While the world waits with bated breath for news of developments, the War Cabinet is treated to a sombre appraisal on the current fighting. In particular, it learns that mines are having a significant effect on the shipping in coastal waters and on the Royal Navy in particular.

In the preceding week, they have accounted for the numerous ships. Minesweeper HMS Dundalk is badly damaged 16 October off Harwich and founders early the next day while under tow. HM Trawler Kingston Cairngorm is sunk off Portland on the 18th, and veteran of the action in Boulogne to evacuate troops, HM Destroyer Venetia (pictured below at Boulogne) goes down in the Thames Approaches on the 19th. There are 96 survivors from the latter ship, but five officers, including the Captain, are missing.

HMS Venetia at Boulogne, 23 May 1940

HM Trawler Velia is also sunk in the same locality. The Minesweeping Trawlers Wave Flower and Joseph Button are sunk off Aldeburgh, apparently by mines, on the 21st and 22nd respectively, and HM Trawler Hickory sinks off Portland on the 22nd.

The picture for merchant shipping is no better. During the period, 36 ships (150,091 tons) have been reported sunk. Of these, 17 British (89,199 tons), three Norwegian (14,080 tons), three Swedish (13,533 tons), three Dutch (10,878 tons), two Greek (7,408 tons), one Estonian (1,186 tons), one Belgian (5,186 tons) and one Yugo-Slav (5,135 tons) were sunk by submarine.
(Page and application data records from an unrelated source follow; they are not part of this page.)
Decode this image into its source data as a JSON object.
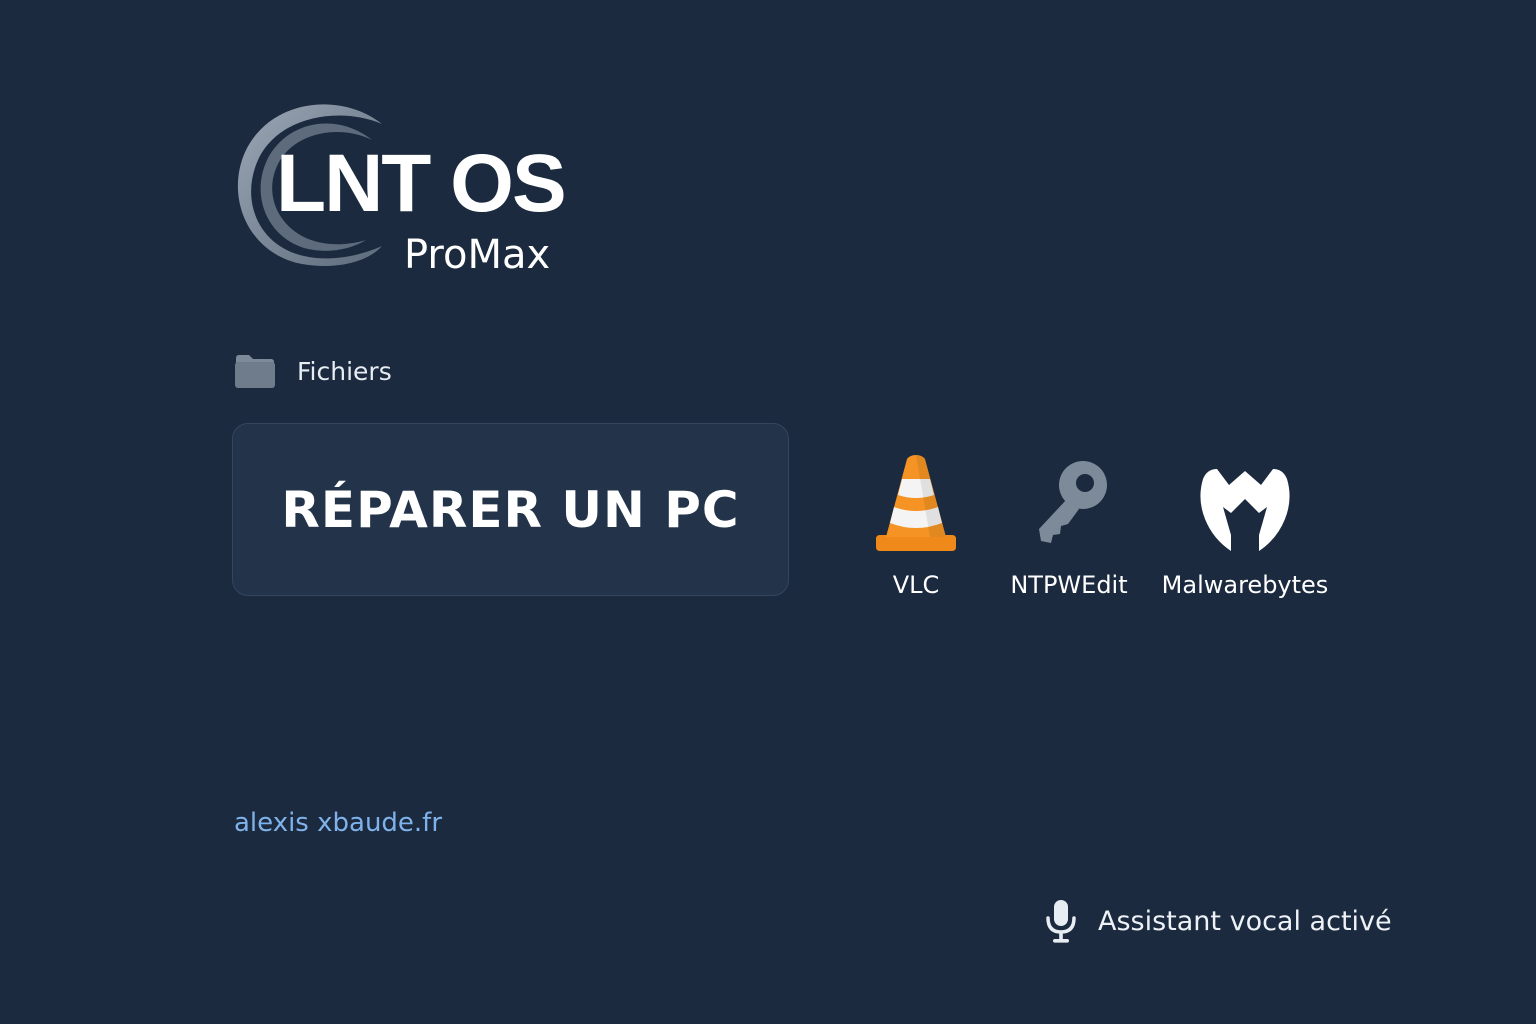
{
  "brand": {
    "name": "LNT OS",
    "edition": "ProMax"
  },
  "files": {
    "label": "Fichiers",
    "icon": "folder-icon"
  },
  "primary_action": {
    "label": "RÉPARER UN PC"
  },
  "apps": [
    {
      "label": "VLC",
      "icon": "vlc-cone-icon"
    },
    {
      "label": "NTPWEdit",
      "icon": "key-icon"
    },
    {
      "label": "Malwarebytes",
      "icon": "malwarebytes-icon"
    }
  ],
  "footer": {
    "website": "alexis xbaude.fr",
    "voice_status": "Assistant vocal activé",
    "voice_icon": "microphone-icon"
  },
  "colors": {
    "background": "#1b2a3e",
    "button": "#233349",
    "link": "#7fb2ea",
    "vlc_orange": "#f28b1c",
    "icon_gray": "#7d8a99"
  }
}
Three British vessels (1,722 tons) were sunk by mine, one British (1,595 tons) was sunk by E-Boat and a British trawler (169 tons) was sunk by aircraft. In addition, three British ships (21,059 tons) previously reported as damaged were now known to have been sunk. Damage by aircraft, mine or submarine to 21 British ships (79,791 tons) had been reported and two additional British ships (10,232 tons) are now known to have been damaged in the previous period.

As to civilian casualties, the approximate figures for the week ending 06:00hrs on 23 October are 1,690 killed and 3,000 injured. These figures include the estimated 1,470 killed and 1,785 injured in London, 56 killed and and 261 injured in Coventry, and 30 killed and 203 injured in Birmingham.

But there is one thing few are concerned about - the invasion. Even the Lord Halifax is in the loop. On this day he notifies a British embassy that: "‘Though Hitler has enough shipping in the Channel to put half a million men onto salt water – or into it, as Winston said the other day –it really does seem as if the invasion of England has been postponed for the present".

COMMENT: Battle of Britain thread